Task to carry out>
Below are records to write out exactly; drop the pictures when you do.

Records shown>
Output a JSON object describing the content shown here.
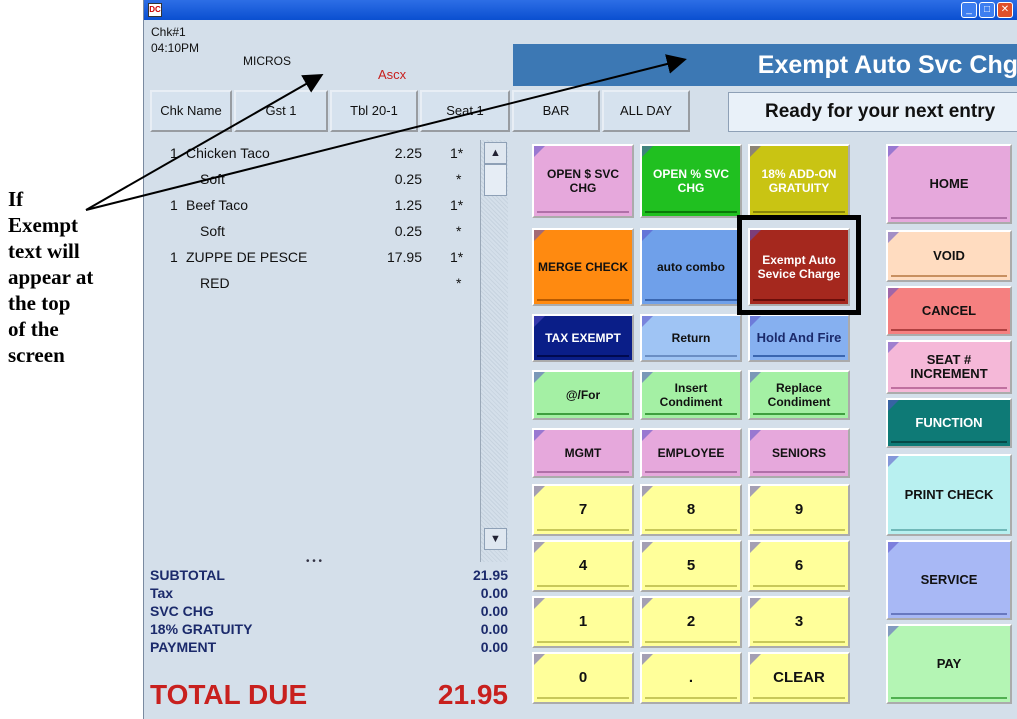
{
  "annotation": {
    "lines": [
      "If",
      "Exempt",
      "text will",
      "appear at",
      "the top",
      "of the",
      "screen"
    ]
  },
  "window": {
    "icon_label": "DC"
  },
  "header": {
    "chk_number": "Chk#1",
    "time": "04:10PM",
    "micros": "MICROS",
    "ascx": "Ascx",
    "title": "Exempt Auto Svc Chg",
    "status": "Ready for your next entry"
  },
  "top_buttons": [
    "Chk Name",
    "Gst 1",
    "Tbl  20-1",
    "Seat 1",
    "BAR",
    "ALL DAY"
  ],
  "items": [
    {
      "qty": "1",
      "name": "Chicken Taco",
      "price": "2.25",
      "seat": "1*"
    },
    {
      "qty": "",
      "name": "Soft",
      "price": "0.25",
      "seat": "*"
    },
    {
      "qty": "1",
      "name": "Beef Taco",
      "price": "1.25",
      "seat": "1*"
    },
    {
      "qty": "",
      "name": "Soft",
      "price": "0.25",
      "seat": "*"
    },
    {
      "qty": "1",
      "name": "ZUPPE DE PESCE",
      "price": "17.95",
      "seat": "1*"
    },
    {
      "qty": "",
      "name": "RED",
      "price": "",
      "seat": "*"
    }
  ],
  "totals": {
    "rows": [
      {
        "label": "SUBTOTAL",
        "value": "21.95"
      },
      {
        "label": "Tax",
        "value": "0.00"
      },
      {
        "label": "SVC CHG",
        "value": "0.00"
      },
      {
        "label": "18% GRATUITY",
        "value": "0.00"
      },
      {
        "label": "PAYMENT",
        "value": "0.00"
      }
    ],
    "total_label": "TOTAL DUE",
    "total_value": "21.95"
  },
  "function_buttons": {
    "open_svc": "OPEN $ SVC CHG",
    "open_pct": "OPEN % SVC CHG",
    "addon_gratuity": "18% ADD-ON GRATUITY",
    "merge_check": "MERGE CHECK",
    "auto_combo": "auto combo",
    "exempt_auto": "Exempt Auto Sevice Charge",
    "tax_exempt": "TAX EXEMPT",
    "return": "Return",
    "hold_fire": "Hold And Fire",
    "at_for": "@/For",
    "insert_condiment": "Insert Condiment",
    "replace_condiment": "Replace Condiment",
    "mgmt": "MGMT",
    "employee": "EMPLOYEE",
    "seniors": "SENIORS"
  },
  "keypad": [
    "7",
    "8",
    "9",
    "4",
    "5",
    "6",
    "1",
    "2",
    "3",
    "0",
    ".",
    "CLEAR"
  ],
  "right_buttons": {
    "home": "HOME",
    "void": "VOID",
    "cancel": "CANCEL",
    "seat_increment": "SEAT # INCREMENT",
    "function": "FUNCTION",
    "print_check": "PRINT CHECK",
    "service": "SERVICE",
    "pay": "PAY"
  }
}
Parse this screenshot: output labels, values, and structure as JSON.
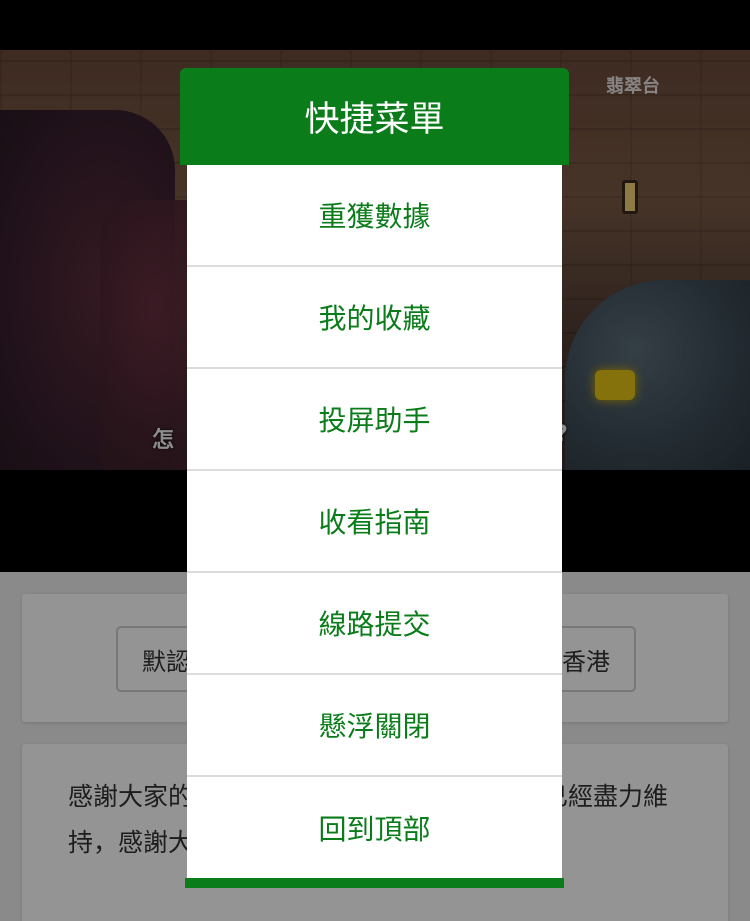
{
  "video": {
    "channel_logo": "翡翠台",
    "subtitle_left": "怎",
    "subtitle_right": "?"
  },
  "line_selector": {
    "left_button": "默認",
    "right_button": "香港"
  },
  "notice": {
    "text": "感謝大家的支持，由於伺服器資金問題，但已經盡力維持，感謝大家的一路相伴！！"
  },
  "menu": {
    "title": "快捷菜單",
    "items": [
      {
        "label": "重獲數據"
      },
      {
        "label": "我的收藏"
      },
      {
        "label": "投屏助手"
      },
      {
        "label": "收看指南"
      },
      {
        "label": "線路提交"
      },
      {
        "label": "懸浮關閉"
      },
      {
        "label": "回到頂部"
      }
    ]
  },
  "colors": {
    "accent": "#0b7c1a",
    "menu_text": "#0b7c1a",
    "page_bg": "#eeeeee"
  }
}
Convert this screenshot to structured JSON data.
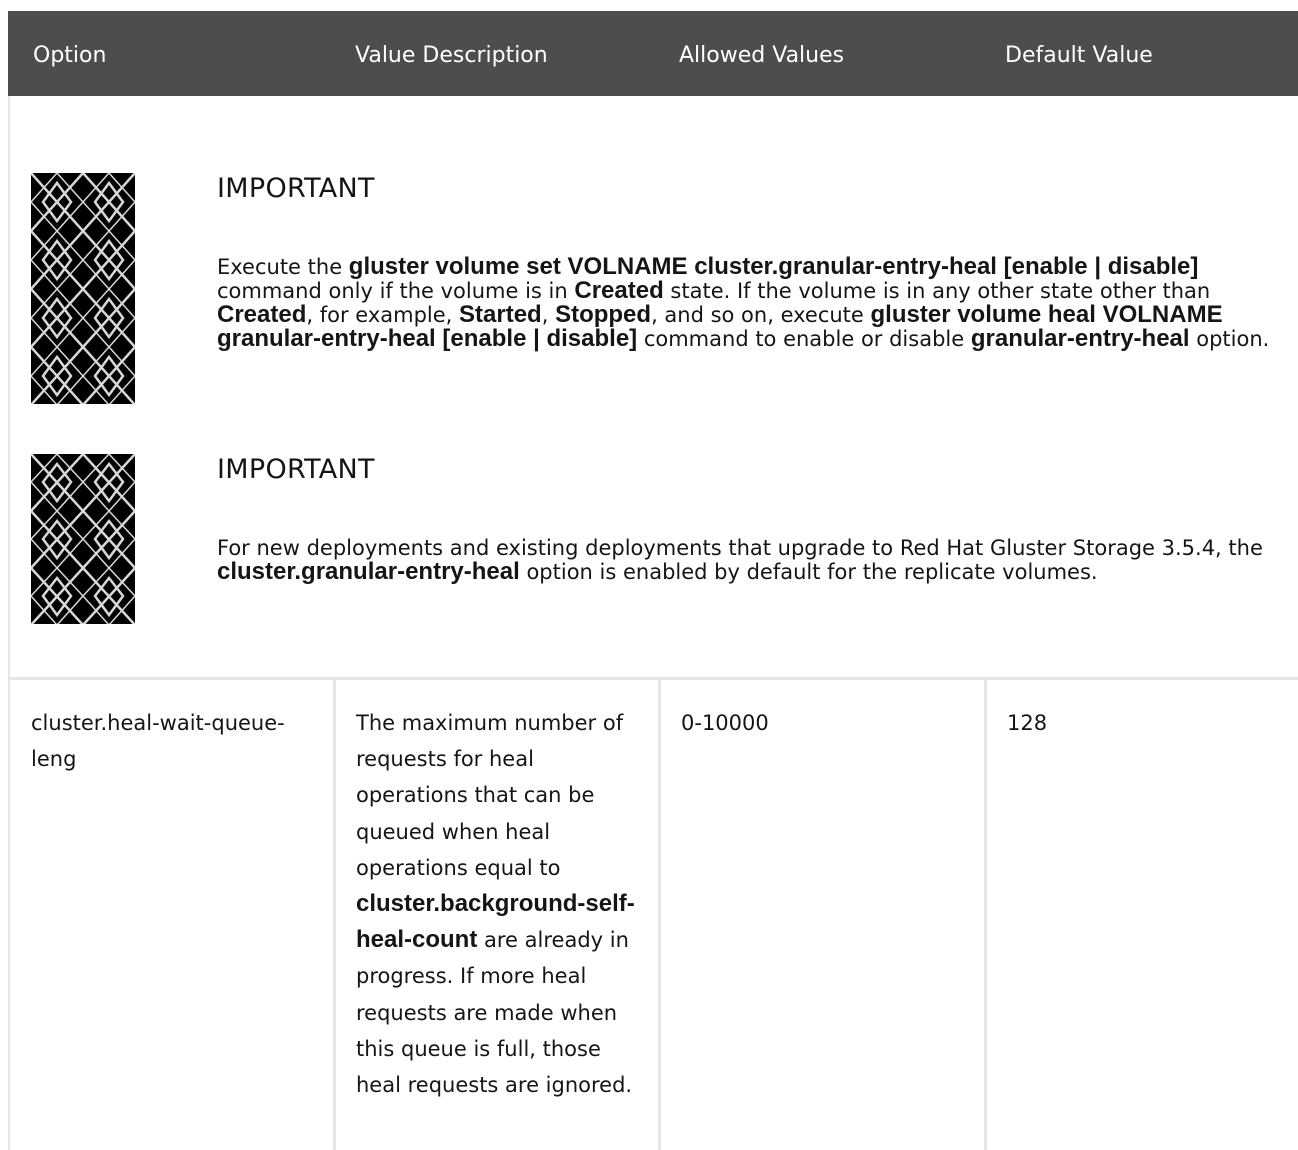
{
  "table": {
    "headers": [
      "Option",
      "Value Description",
      "Allowed Values",
      "Default Value"
    ]
  },
  "notes": [
    {
      "title": "IMPORTANT",
      "icon": "important-pattern-icon",
      "body": [
        {
          "text": "Execute the ",
          "bold": false
        },
        {
          "text": "gluster volume set VOLNAME cluster.granular-entry-heal [enable | disable]",
          "bold": true
        },
        {
          "text": " command only if the volume is in ",
          "bold": false
        },
        {
          "text": "Created",
          "bold": true
        },
        {
          "text": " state. If the volume is in any other state other than ",
          "bold": false
        },
        {
          "text": "Created",
          "bold": true
        },
        {
          "text": ", for example, ",
          "bold": false
        },
        {
          "text": "Started",
          "bold": true
        },
        {
          "text": ", ",
          "bold": false
        },
        {
          "text": "Stopped",
          "bold": true
        },
        {
          "text": ", and so on, execute ",
          "bold": false
        },
        {
          "text": "gluster volume heal VOLNAME granular-entry-heal [enable | disable]",
          "bold": true
        },
        {
          "text": " command to enable or disable ",
          "bold": false
        },
        {
          "text": "granular-entry-heal",
          "bold": true
        },
        {
          "text": " option.",
          "bold": false
        }
      ]
    },
    {
      "title": "IMPORTANT",
      "icon": "important-pattern-icon",
      "body": [
        {
          "text": "For new deployments and existing deployments that upgrade to Red Hat Gluster Storage 3.5.4, the ",
          "bold": false
        },
        {
          "text": "cluster.granular-entry-heal",
          "bold": true
        },
        {
          "text": " option is enabled by default for the replicate volumes.",
          "bold": false
        }
      ]
    }
  ],
  "row": {
    "option": "cluster.heal-wait-queue-leng",
    "description": [
      {
        "text": "The maximum number of requests for heal operations that can be queued when heal operations equal to ",
        "bold": false
      },
      {
        "text": "cluster.background-self-heal-count",
        "bold": true
      },
      {
        "text": " are already in progress. If more heal requests are made when this queue is full, those heal requests are ignored.",
        "bold": false
      }
    ],
    "allowed": "0-10000",
    "default": "128"
  }
}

Answer to this task>
Output a JSON object describing the content shown here.
{
  "annotation": {
    "lines": [
      "If",
      "Exempt",
      "text will",
      "appear at",
      "the top",
      "of the",
      "screen"
    ]
  },
  "window": {
    "icon_label": "DC"
  },
  "header": {
    "chk_number": "Chk#1",
    "time": "04:10PM",
    "micros": "MICROS",
    "ascx": "Ascx",
    "title": "Exempt Auto Svc Chg",
    "status": "Ready for your next entry"
  },
  "top_buttons": [
    "Chk Name",
    "Gst 1",
    "Tbl  20-1",
    "Seat 1",
    "BAR",
    "ALL DAY"
  ],
  "items": [
    {
      "qty": "1",
      "name": "Chicken Taco",
      "price": "2.25",
      "seat": "1*"
    },
    {
      "qty": "",
      "name": "Soft",
      "price": "0.25",
      "seat": "*"
    },
    {
      "qty": "1",
      "name": "Beef Taco",
      "price": "1.25",
      "seat": "1*"
    },
    {
      "qty": "",
      "name": "Soft",
      "price": "0.25",
      "seat": "*"
    },
    {
      "qty": "1",
      "name": "ZUPPE DE PESCE",
      "price": "17.95",
      "seat": "1*"
    },
    {
      "qty": "",
      "name": "RED",
      "price": "",
      "seat": "*"
    }
  ],
  "totals": {
    "rows": [
      {
        "label": "SUBTOTAL",
        "value": "21.95"
      },
      {
        "label": "Tax",
        "value": "0.00"
      },
      {
        "label": "SVC CHG",
        "value": "0.00"
      },
      {
        "label": "18% GRATUITY",
        "value": "0.00"
      },
      {
        "label": "PAYMENT",
        "value": "0.00"
      }
    ],
    "total_label": "TOTAL DUE",
    "total_value": "21.95"
  },
  "function_buttons": {
    "open_svc": "OPEN $ SVC CHG",
    "open_pct": "OPEN % SVC CHG",
    "addon_gratuity": "18% ADD-ON GRATUITY",
    "merge_check": "MERGE CHECK",
    "auto_combo": "auto combo",
    "exempt_auto": "Exempt Auto Sevice Charge",
    "tax_exempt": "TAX EXEMPT",
    "return": "Return",
    "hold_fire": "Hold And Fire",
    "at_for": "@/For",
    "insert_condiment": "Insert Condiment",
    "replace_condiment": "Replace Condiment",
    "mgmt": "MGMT",
    "employee": "EMPLOYEE",
    "seniors": "SENIORS"
  },
  "keypad": [
    "7",
    "8",
    "9",
    "4",
    "5",
    "6",
    "1",
    "2",
    "3",
    "0",
    ".",
    "CLEAR"
  ],
  "right_buttons": {
    "home": "HOME",
    "void": "VOID",
    "cancel": "CANCEL",
    "seat_increment": "SEAT # INCREMENT",
    "function": "FUNCTION",
    "print_check": "PRINT CHECK",
    "service": "SERVICE",
    "pay": "PAY"
  }
}
Parse this screenshot: output labels, values, and structure as JSON.
{
  "video": {
    "channel_logo": "翡翠台",
    "subtitle_left": "怎",
    "subtitle_right": "?"
  },
  "line_selector": {
    "left_button": "默認",
    "right_button": "香港"
  },
  "notice": {
    "text": "感謝大家的支持，由於伺服器資金問題，但已經盡力維持，感謝大家的一路相伴！！"
  },
  "menu": {
    "title": "快捷菜單",
    "items": [
      {
        "label": "重獲數據"
      },
      {
        "label": "我的收藏"
      },
      {
        "label": "投屏助手"
      },
      {
        "label": "收看指南"
      },
      {
        "label": "線路提交"
      },
      {
        "label": "懸浮關閉"
      },
      {
        "label": "回到頂部"
      }
    ]
  },
  "colors": {
    "accent": "#0b7c1a",
    "menu_text": "#0b7c1a",
    "page_bg": "#eeeeee"
  }
}
Convert this screenshot to structured JSON data.
{
  "table": {
    "headers": [
      "Option",
      "Value Description",
      "Allowed Values",
      "Default Value"
    ]
  },
  "notes": [
    {
      "title": "IMPORTANT",
      "icon": "important-pattern-icon",
      "body": [
        {
          "text": "Execute the ",
          "bold": false
        },
        {
          "text": "gluster volume set VOLNAME cluster.granular-entry-heal [enable | disable]",
          "bold": true
        },
        {
          "text": " command only if the volume is in ",
          "bold": false
        },
        {
          "text": "Created",
          "bold": true
        },
        {
          "text": " state. If the volume is in any other state other than ",
          "bold": false
        },
        {
          "text": "Created",
          "bold": true
        },
        {
          "text": ", for example, ",
          "bold": false
        },
        {
          "text": "Started",
          "bold": true
        },
        {
          "text": ", ",
          "bold": false
        },
        {
          "text": "Stopped",
          "bold": true
        },
        {
          "text": ", and so on, execute ",
          "bold": false
        },
        {
          "text": "gluster volume heal VOLNAME granular-entry-heal [enable | disable]",
          "bold": true
        },
        {
          "text": " command to enable or disable ",
          "bold": false
        },
        {
          "text": "granular-entry-heal",
          "bold": true
        },
        {
          "text": " option.",
          "bold": false
        }
      ]
    },
    {
      "title": "IMPORTANT",
      "icon": "important-pattern-icon",
      "body": [
        {
          "text": "For new deployments and existing deployments that upgrade to Red Hat Gluster Storage 3.5.4, the ",
          "bold": false
        },
        {
          "text": "cluster.granular-entry-heal",
          "bold": true
        },
        {
          "text": " option is enabled by default for the replicate volumes.",
          "bold": false
        }
      ]
    }
  ],
  "row": {
    "option": "cluster.heal-wait-queue-leng",
    "description": [
      {
        "text": "The maximum number of requests for heal operations that can be queued when heal operations equal to ",
        "bold": false
      },
      {
        "text": "cluster.background-self-heal-count",
        "bold": true
      },
      {
        "text": " are already in progress. If more heal requests are made when this queue is full, those heal requests are ignored.",
        "bold": false
      }
    ],
    "allowed": "0-10000",
    "default": "128"
  }
}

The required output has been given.